Correspondence: Dr Feldman-Billard, Service de Médecine Interne, Centre Hospitalier National d’Ophtalmologie des Quinze-Vingts, 28 rue de Charenton, 75571 Paris, CEDEX 12, France (firstname.lastname@example.org).
Author Contributions: Dr Feldman-Billard had full access to all the data in the study and takes responsibility for the integrity of the data and the accuracy of the data analysis decision. Study concept and design: Feldman-Billard, Massin, and Meas. Acquisition of data: Massin and Guillausseau. Analysis and interpretation of data: Feldman-Billard and Héron. Drafting of the manuscript: Feldman-Billard, Meas, and Héron. Critical revision of the manuscript for important intellectual content: Massin and Guillausseau. Obtained funding: Massin. Study supervision: Feldman-Billard, Guillausseau, and Héron.
Financial Disclosure: Dr Feldman-Billard has received fees for lectures from Eli Lilly; Dr Massin has received fees for lectures and consultations from Eli Lilly and Takeda; and Dr Guillausseau has received fees for lectures and consultations from Astra-Zeneca, BMS, Eli Lilly, GlaxoSmithKline, Sanofi-Aventis, Servier, and Takeda.

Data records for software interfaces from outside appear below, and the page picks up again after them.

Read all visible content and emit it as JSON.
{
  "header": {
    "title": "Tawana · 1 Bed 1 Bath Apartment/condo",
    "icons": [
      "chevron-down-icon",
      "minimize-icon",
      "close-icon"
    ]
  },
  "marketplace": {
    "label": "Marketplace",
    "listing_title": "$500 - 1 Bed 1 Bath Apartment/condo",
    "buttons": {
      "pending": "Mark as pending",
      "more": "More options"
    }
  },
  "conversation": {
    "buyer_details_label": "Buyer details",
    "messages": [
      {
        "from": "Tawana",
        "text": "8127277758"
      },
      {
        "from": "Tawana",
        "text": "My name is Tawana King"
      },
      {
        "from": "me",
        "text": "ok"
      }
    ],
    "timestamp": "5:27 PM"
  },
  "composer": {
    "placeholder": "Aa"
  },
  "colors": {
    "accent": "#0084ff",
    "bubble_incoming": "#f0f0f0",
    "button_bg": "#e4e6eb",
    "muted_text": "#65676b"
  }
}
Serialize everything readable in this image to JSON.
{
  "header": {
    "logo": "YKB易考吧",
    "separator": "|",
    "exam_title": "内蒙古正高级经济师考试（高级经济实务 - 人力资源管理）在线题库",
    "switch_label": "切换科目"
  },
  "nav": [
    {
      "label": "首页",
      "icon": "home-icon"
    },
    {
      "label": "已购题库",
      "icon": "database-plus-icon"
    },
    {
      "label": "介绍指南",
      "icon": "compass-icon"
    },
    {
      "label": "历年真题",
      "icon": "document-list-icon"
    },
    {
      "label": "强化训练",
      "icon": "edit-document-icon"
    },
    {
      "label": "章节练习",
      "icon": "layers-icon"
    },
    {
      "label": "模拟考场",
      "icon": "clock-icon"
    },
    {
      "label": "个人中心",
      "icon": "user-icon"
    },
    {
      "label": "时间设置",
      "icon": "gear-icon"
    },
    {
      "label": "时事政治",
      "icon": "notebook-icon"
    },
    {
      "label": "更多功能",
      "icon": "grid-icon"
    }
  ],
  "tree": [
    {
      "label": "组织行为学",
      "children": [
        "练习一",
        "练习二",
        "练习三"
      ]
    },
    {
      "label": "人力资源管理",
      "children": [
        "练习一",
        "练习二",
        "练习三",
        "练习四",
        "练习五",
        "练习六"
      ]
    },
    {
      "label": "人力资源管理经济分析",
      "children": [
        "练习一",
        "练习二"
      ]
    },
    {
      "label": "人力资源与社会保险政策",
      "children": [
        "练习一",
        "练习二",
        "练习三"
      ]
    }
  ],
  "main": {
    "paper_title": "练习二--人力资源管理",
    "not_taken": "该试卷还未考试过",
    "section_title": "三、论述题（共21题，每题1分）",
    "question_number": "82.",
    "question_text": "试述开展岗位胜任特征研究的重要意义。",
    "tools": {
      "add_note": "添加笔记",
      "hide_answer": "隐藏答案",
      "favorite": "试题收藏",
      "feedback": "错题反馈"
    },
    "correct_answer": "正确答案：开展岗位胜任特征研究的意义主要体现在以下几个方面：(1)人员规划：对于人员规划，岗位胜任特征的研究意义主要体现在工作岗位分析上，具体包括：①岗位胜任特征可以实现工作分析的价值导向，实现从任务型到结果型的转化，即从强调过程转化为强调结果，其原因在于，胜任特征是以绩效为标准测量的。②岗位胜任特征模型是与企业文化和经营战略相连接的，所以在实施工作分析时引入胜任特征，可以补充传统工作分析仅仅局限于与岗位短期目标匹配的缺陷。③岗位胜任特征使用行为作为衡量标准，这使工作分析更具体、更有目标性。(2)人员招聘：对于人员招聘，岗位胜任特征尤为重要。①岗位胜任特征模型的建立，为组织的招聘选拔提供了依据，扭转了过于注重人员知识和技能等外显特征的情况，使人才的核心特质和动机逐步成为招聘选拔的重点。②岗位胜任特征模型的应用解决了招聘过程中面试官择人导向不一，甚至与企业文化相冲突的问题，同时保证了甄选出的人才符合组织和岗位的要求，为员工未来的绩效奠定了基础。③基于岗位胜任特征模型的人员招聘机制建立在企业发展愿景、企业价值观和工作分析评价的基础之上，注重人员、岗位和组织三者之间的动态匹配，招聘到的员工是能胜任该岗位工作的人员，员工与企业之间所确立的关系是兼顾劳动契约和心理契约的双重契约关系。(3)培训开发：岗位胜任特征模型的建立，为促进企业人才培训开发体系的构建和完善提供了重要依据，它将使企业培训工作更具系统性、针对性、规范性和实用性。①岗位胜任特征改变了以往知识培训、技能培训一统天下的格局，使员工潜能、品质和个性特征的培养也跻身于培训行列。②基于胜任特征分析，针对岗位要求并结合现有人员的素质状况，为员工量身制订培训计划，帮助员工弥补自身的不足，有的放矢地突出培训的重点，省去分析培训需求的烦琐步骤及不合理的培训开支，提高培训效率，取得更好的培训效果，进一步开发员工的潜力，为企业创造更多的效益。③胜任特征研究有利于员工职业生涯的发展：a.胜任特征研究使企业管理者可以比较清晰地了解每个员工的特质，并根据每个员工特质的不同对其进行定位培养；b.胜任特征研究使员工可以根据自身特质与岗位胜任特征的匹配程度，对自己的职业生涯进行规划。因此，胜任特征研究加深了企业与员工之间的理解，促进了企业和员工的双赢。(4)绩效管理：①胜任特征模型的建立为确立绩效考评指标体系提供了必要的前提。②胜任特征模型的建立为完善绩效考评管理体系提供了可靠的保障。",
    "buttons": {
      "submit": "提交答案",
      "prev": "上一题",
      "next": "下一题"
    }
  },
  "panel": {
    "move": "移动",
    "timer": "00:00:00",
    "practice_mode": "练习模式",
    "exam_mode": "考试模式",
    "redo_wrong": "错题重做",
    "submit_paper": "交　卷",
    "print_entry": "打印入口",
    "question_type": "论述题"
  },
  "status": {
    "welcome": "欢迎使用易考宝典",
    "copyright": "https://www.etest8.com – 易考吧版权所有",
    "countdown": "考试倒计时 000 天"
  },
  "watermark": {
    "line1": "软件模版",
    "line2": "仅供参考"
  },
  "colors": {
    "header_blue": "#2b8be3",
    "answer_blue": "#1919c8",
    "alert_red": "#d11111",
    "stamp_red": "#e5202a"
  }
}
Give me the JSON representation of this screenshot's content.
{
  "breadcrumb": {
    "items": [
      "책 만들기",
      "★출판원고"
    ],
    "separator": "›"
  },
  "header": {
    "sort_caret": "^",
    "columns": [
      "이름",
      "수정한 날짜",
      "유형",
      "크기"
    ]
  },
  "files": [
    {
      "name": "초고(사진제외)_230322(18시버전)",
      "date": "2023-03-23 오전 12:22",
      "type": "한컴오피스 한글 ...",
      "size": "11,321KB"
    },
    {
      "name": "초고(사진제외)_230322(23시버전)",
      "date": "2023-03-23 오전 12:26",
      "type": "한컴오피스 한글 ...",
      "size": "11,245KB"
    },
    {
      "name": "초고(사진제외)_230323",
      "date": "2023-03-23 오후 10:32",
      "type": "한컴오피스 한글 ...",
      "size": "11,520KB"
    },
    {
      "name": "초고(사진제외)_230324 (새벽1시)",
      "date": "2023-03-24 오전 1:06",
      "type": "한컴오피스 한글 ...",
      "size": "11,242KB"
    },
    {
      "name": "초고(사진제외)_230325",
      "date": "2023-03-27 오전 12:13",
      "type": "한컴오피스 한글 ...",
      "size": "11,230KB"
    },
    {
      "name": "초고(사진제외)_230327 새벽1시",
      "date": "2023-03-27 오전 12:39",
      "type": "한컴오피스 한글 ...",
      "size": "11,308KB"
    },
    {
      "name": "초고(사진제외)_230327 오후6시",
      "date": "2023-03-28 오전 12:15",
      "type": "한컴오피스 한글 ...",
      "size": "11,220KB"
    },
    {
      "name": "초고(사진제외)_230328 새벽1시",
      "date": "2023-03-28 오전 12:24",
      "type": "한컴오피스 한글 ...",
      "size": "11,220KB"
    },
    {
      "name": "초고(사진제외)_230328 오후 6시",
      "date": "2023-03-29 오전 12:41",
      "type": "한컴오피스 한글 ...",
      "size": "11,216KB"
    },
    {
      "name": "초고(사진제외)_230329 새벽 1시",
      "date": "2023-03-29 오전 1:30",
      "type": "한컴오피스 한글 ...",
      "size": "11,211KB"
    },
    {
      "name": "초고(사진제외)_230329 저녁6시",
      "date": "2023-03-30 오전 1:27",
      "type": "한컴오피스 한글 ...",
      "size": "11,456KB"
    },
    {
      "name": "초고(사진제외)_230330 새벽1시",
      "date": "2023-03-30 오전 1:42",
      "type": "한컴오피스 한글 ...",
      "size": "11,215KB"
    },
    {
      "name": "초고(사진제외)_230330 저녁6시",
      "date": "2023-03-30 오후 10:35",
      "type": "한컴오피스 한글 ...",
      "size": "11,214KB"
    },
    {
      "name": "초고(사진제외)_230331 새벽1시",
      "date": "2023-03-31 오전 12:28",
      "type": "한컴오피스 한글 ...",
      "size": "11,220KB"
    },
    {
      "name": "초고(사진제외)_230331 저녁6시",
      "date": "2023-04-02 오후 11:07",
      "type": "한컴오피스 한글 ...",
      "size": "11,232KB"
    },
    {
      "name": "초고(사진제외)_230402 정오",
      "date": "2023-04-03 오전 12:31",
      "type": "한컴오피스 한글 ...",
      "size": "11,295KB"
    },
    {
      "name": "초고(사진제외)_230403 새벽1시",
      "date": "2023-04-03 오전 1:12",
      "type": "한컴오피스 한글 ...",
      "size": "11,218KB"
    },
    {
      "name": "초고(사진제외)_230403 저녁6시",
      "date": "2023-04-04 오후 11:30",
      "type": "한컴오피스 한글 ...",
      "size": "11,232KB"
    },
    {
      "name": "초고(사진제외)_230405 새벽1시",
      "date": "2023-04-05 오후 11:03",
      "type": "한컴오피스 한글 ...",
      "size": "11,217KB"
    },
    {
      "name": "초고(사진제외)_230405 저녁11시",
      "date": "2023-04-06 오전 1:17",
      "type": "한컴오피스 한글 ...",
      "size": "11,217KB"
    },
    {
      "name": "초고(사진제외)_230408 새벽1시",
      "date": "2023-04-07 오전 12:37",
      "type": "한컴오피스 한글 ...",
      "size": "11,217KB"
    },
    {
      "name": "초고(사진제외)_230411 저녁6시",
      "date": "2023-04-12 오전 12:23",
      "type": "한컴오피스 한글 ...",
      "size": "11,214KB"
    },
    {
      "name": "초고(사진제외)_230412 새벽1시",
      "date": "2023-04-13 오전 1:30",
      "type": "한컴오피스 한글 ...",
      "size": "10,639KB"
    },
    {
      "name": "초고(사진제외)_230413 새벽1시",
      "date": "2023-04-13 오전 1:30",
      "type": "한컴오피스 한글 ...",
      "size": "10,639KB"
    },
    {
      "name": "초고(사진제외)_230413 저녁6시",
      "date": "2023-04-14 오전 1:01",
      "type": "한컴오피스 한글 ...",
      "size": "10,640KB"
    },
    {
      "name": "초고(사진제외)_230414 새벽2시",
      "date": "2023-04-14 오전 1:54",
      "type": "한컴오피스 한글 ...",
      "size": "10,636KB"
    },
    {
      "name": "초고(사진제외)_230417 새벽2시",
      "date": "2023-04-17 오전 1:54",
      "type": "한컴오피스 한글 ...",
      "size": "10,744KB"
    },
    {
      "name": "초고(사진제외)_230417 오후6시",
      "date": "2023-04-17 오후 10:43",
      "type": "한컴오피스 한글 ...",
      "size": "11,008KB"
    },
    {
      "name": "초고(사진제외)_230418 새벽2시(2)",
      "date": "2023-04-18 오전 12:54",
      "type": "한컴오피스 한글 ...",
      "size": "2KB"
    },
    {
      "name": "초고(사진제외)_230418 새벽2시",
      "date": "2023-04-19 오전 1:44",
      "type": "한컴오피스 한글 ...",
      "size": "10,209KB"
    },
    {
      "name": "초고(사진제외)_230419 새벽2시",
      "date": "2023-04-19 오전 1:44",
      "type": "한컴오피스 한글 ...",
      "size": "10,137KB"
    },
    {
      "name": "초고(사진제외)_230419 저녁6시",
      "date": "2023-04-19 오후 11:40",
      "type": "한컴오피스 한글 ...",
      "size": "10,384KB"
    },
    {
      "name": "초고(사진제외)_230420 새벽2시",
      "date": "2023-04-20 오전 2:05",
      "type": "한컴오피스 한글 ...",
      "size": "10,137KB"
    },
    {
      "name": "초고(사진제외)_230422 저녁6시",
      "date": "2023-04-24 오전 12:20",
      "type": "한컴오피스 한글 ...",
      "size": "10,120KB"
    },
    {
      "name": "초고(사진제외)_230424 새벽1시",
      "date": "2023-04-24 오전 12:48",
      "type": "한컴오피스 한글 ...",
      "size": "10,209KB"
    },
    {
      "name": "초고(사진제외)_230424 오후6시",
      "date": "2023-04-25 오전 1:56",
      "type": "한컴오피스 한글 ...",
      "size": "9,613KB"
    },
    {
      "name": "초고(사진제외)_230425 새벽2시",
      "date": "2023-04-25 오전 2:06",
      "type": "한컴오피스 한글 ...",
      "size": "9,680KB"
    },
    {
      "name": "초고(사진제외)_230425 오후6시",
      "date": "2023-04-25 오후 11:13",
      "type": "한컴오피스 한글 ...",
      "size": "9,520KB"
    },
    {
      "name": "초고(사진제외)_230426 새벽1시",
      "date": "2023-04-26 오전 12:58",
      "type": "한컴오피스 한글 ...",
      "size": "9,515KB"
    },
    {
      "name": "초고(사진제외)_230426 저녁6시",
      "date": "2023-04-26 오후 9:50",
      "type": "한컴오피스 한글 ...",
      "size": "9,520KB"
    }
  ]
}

Funding/Support: This study was supported by grants from Assistance Publique-Hôpitaux de Paris (CRC 02044) and Novo Nordisk (ALFEDIAM).